━━━━━ Dataset entries ━━━━━

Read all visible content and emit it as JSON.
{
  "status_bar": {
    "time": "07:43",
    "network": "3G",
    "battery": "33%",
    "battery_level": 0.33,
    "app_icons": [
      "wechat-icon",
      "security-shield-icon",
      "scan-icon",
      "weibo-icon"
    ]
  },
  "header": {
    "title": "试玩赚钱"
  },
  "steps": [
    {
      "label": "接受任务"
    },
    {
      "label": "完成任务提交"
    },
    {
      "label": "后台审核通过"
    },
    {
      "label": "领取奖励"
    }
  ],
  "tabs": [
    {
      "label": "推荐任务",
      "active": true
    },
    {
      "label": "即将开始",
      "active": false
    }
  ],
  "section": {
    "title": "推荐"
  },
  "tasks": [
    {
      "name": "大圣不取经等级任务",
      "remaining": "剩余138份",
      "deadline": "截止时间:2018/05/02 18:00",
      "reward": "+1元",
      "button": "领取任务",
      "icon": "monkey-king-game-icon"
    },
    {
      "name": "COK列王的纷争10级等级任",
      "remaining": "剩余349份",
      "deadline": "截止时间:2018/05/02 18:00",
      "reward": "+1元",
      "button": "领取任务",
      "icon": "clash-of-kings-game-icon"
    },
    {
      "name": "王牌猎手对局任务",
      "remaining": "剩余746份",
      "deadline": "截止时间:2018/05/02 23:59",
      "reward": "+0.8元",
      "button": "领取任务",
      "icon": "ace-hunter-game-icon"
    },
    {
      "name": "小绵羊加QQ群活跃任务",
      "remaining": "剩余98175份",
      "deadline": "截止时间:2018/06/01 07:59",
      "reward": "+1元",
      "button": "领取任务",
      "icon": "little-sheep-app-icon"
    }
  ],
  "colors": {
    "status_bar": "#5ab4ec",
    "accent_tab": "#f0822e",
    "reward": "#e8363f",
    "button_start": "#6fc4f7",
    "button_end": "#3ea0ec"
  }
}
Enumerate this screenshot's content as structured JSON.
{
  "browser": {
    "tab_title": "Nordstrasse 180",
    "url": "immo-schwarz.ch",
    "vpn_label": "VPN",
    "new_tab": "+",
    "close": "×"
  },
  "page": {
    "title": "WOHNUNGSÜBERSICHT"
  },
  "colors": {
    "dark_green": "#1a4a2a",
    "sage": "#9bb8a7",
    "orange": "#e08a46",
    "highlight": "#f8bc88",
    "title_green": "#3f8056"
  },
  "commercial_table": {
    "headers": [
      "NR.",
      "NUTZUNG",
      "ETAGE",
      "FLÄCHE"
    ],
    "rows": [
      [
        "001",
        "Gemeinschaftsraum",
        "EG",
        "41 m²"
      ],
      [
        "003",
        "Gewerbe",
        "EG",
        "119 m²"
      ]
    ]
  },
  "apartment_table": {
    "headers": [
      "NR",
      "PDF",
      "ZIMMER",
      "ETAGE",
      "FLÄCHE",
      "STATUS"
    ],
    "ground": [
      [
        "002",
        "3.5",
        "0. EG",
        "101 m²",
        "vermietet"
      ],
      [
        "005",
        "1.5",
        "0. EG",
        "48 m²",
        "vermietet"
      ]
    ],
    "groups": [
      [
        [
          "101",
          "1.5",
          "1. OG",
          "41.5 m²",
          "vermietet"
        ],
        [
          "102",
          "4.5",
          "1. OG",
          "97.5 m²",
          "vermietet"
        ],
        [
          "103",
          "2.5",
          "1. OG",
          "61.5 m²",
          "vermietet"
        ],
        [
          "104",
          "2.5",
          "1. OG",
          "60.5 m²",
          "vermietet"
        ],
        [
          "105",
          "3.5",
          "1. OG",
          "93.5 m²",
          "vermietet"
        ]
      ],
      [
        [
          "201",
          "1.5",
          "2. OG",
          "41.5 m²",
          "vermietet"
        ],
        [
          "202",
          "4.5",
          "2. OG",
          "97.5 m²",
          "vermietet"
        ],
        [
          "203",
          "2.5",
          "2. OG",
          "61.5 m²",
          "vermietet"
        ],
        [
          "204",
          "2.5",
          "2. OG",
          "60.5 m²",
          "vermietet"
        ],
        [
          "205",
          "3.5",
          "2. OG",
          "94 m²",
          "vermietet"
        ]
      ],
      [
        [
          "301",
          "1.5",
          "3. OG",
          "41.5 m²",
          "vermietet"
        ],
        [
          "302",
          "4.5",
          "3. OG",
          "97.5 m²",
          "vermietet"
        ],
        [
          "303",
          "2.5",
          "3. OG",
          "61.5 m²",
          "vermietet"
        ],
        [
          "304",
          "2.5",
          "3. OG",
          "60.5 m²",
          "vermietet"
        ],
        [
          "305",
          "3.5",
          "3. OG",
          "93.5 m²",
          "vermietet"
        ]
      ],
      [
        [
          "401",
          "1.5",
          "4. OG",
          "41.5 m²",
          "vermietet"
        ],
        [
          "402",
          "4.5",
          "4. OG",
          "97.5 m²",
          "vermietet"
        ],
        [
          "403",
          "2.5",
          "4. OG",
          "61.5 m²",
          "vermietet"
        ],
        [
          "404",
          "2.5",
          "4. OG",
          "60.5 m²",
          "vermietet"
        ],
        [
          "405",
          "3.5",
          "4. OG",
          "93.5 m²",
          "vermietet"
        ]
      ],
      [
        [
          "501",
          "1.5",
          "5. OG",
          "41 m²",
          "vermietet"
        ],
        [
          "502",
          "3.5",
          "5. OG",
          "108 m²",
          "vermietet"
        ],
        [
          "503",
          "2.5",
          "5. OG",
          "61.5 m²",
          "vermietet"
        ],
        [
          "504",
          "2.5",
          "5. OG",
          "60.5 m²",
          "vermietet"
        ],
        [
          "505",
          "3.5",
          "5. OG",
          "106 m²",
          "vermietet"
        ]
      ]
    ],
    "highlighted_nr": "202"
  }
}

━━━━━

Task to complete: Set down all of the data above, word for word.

Response:
Read all visible content and emit it as JSON.
{
  "status_bar": {
    "time": "07:43",
    "network": "3G",
    "battery": "33%",
    "battery_level": 0.33,
    "app_icons": [
      "wechat-icon",
      "security-shield-icon",
      "scan-icon",
      "weibo-icon"
    ]
  },
  "header": {
    "title": "试玩赚钱"
  },
  "steps": [
    {
      "label": "接受任务"
    },
    {
      "label": "完成任务提交"
    },
    {
      "label": "后台审核通过"
    },
    {
      "label": "领取奖励"
    }
  ],
  "tabs": [
    {
      "label": "推荐任务",
      "active": true
    },
    {
      "label": "即将开始",
      "active": false
    }
  ],
  "section": {
    "title": "推荐"
  },
  "tasks": [
    {
      "name": "大圣不取经等级任务",
      "remaining": "剩余138份",
      "deadline": "截止时间:2018/05/02 18:00",
      "reward": "+1元",
      "button": "领取任务",
      "icon": "monkey-king-game-icon"
    },
    {
      "name": "COK列王的纷争10级等级任",
      "remaining": "剩余349份",
      "deadline": "截止时间:2018/05/02 18:00",
      "reward": "+1元",
      "button": "领取任务",
      "icon": "clash-of-kings-game-icon"
    },
    {
      "name": "王牌猎手对局任务",
      "remaining": "剩余746份",
      "deadline": "截止时间:2018/05/02 23:59",
      "reward": "+0.8元",
      "button": "领取任务",
      "icon": "ace-hunter-game-icon"
    },
    {
      "name": "小绵羊加QQ群活跃任务",
      "remaining": "剩余98175份",
      "deadline": "截止时间:2018/06/01 07:59",
      "reward": "+1元",
      "button": "领取任务",
      "icon": "little-sheep-app-icon"
    }
  ],
  "colors": {
    "status_bar": "#5ab4ec",
    "accent_tab": "#f0822e",
    "reward": "#e8363f",
    "button_start": "#6fc4f7",
    "button_end": "#3ea0ec"
  }
}
Enumerate this screenshot's content as structured JSON.
{
  "browser": {
    "tab_title": "Nordstrasse 180",
    "url": "immo-schwarz.ch",
    "vpn_label": "VPN",
    "new_tab": "+",
    "close": "×"
  },
  "page": {
    "title": "WOHNUNGSÜBERSICHT"
  },
  "colors": {
    "dark_green": "#1a4a2a",
    "sage": "#9bb8a7",
    "orange": "#e08a46",
    "highlight": "#f8bc88",
    "title_green": "#3f8056"
  },
  "commercial_table": {
    "headers": [
      "NR.",
      "NUTZUNG",
      "ETAGE",
      "FLÄCHE"
    ],
    "rows": [
      [
        "001",
        "Gemeinschaftsraum",
        "EG",
        "41 m²"
      ],
      [
        "003",
        "Gewerbe",
        "EG",
        "119 m²"
      ]
    ]
  },
  "apartment_table": {
    "headers": [
      "NR",
      "PDF",
      "ZIMMER",
      "ETAGE",
      "FLÄCHE",
      "STATUS"
    ],
    "ground": [
      [
        "002",
        "3.5",
        "0. EG",
        "101 m²",
        "vermietet"
      ],
      [
        "005",
        "1.5",
        "0. EG",
        "48 m²",
        "vermietet"
      ]
    ],
    "groups": [
      [
        [
          "101",
          "1.5",
          "1. OG",
          "41.5 m²",
          "vermietet"
        ],
        [
          "102",
          "4.5",
          "1. OG",
          "97.5 m²",
          "vermietet"
        ],
        [
          "103",
          "2.5",
          "1. OG",
          "61.5 m²",
          "vermietet"
        ],
        [
          "104",
          "2.5",
          "1. OG",
          "60.5 m²",
          "vermietet"
        ],
        [
          "105",
          "3.5",
          "1. OG",
          "93.5 m²",
          "vermietet"
        ]
      ],
      [
        [
          "201",
          "1.5",
          "2. OG",
          "41.5 m²",
          "vermietet"
        ],
        [
          "202",
          "4.5",
          "2. OG",
          "97.5 m²",
          "vermietet"
        ],
        [
          "203",
          "2.5",
          "2. OG",
          "61.5 m²",
          "vermietet"
        ],
        [
          "204",
          "2.5",
          "2. OG",
          "60.5 m²",
          "vermietet"
        ],
        [
          "205",
          "3.5",
          "2. OG",
          "94 m²",
          "vermietet"
        ]
      ],
      [
        [
          "301",
          "1.5",
          "3. OG",
          "41.5 m²",
          "vermietet"
        ],
        [
          "302",
          "4.5",
          "3. OG",
          "97.5 m²",
          "vermietet"
        ],
        [
          "303",
          "2.5",
          "3. OG",
          "61.5 m²",
          "vermietet"
        ],
        [
          "304",
          "2.5",
          "3. OG",
          "60.5 m²",
          "vermietet"
        ],
        [
          "305",
          "3.5",
          "3. OG",
          "93.5 m²",
          "vermietet"
        ]
      ],
      [
        [
          "401",
          "1.5",
          "4. OG",
          "41.5 m²",
          "vermietet"
        ],
        [
          "402",
          "4.5",
          "4. OG",
          "97.5 m²",
          "vermietet"
        ],
        [
          "403",
          "2.5",
          "4. OG",
          "61.5 m²",
          "vermietet"
        ],
        [
          "404",
          "2.5",
          "4. OG",
          "60.5 m²",
          "vermietet"
        ],
        [
          "405",
          "3.5",
          "4. OG",
          "93.5 m²",
          "vermietet"
        ]
      ],
      [
        [
          "501",
          "1.5",
          "5. OG",
          "41 m²",
          "vermietet"
        ],
        [
          "502",
          "3.5",
          "5. OG",
          "108 m²",
          "vermietet"
        ],
        [
          "503",
          "2.5",
          "5. OG",
          "61.5 m²",
          "vermietet"
        ],
        [
          "504",
          "2.5",
          "5. OG",
          "60.5 m²",
          "vermietet"
        ],
        [
          "505",
          "3.5",
          "5. OG",
          "106 m²",
          "vermietet"
        ]
      ]
    ],
    "highlighted_nr": "202"
  }
}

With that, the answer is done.